### Goal of the exercise
Exact copies of the records below are needed, free of pictures.

### Available data

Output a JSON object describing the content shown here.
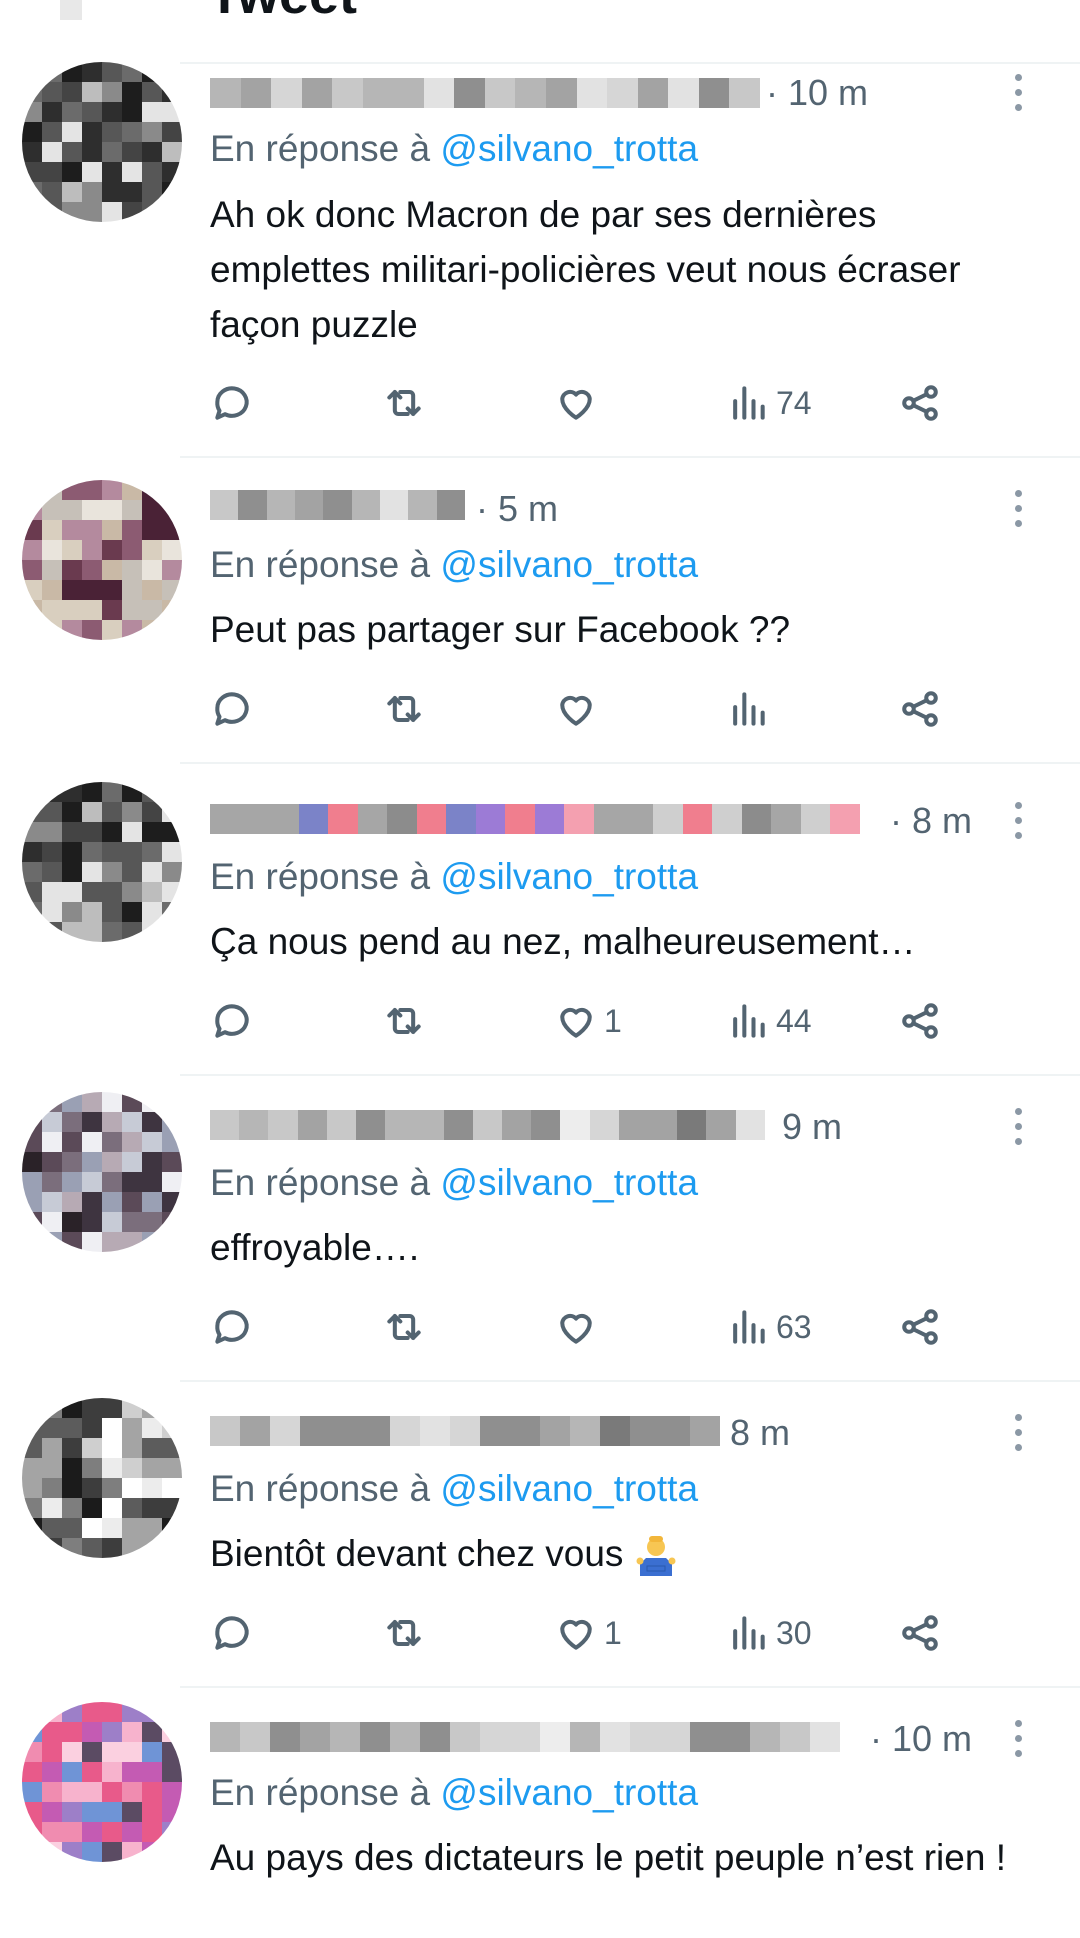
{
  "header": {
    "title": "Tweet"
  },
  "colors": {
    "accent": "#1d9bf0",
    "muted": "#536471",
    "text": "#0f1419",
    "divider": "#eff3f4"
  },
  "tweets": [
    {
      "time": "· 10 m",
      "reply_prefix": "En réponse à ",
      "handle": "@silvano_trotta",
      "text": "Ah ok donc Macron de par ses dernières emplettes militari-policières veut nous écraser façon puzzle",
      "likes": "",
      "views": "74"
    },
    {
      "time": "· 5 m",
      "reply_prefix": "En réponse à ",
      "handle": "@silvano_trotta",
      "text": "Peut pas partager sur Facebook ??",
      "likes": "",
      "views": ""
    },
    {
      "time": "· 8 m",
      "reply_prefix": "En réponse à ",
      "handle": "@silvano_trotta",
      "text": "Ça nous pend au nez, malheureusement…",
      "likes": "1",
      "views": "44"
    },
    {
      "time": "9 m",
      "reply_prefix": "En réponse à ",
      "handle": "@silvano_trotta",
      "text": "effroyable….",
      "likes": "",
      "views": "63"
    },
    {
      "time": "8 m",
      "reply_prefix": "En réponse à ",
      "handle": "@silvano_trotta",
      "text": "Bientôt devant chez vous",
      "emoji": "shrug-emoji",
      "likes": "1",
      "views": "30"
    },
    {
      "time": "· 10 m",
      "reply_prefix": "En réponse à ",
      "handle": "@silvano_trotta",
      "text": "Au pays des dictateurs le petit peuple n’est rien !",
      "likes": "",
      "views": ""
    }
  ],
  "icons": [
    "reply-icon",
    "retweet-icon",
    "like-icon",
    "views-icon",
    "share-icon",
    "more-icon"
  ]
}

### Task solution
Output a JSON object describing the content shown here.
{
  "header": {
    "title": "Tweet"
  },
  "colors": {
    "accent": "#1d9bf0",
    "muted": "#536471",
    "text": "#0f1419",
    "divider": "#eff3f4"
  },
  "tweets": [
    {
      "time": "· 10 m",
      "reply_prefix": "En réponse à ",
      "handle": "@silvano_trotta",
      "text": "Ah ok donc Macron de par ses dernières emplettes militari-policières veut nous écraser façon puzzle",
      "likes": "",
      "views": "74"
    },
    {
      "time": "· 5 m",
      "reply_prefix": "En réponse à ",
      "handle": "@silvano_trotta",
      "text": "Peut pas partager sur Facebook ??",
      "likes": "",
      "views": ""
    },
    {
      "time": "· 8 m",
      "reply_prefix": "En réponse à ",
      "handle": "@silvano_trotta",
      "text": "Ça nous pend au nez, malheureusement…",
      "likes": "1",
      "views": "44"
    },
    {
      "time": "9 m",
      "reply_prefix": "En réponse à ",
      "handle": "@silvano_trotta",
      "text": "effroyable….",
      "likes": "",
      "views": "63"
    },
    {
      "time": "8 m",
      "reply_prefix": "En réponse à ",
      "handle": "@silvano_trotta",
      "text": "Bientôt devant chez vous",
      "emoji": "shrug-emoji",
      "likes": "1",
      "views": "30"
    },
    {
      "time": "· 10 m",
      "reply_prefix": "En réponse à ",
      "handle": "@silvano_trotta",
      "text": "Au pays des dictateurs le petit peuple n’est rien !",
      "likes": "",
      "views": ""
    }
  ],
  "icons": [
    "reply-icon",
    "retweet-icon",
    "like-icon",
    "views-icon",
    "share-icon",
    "more-icon"
  ]
}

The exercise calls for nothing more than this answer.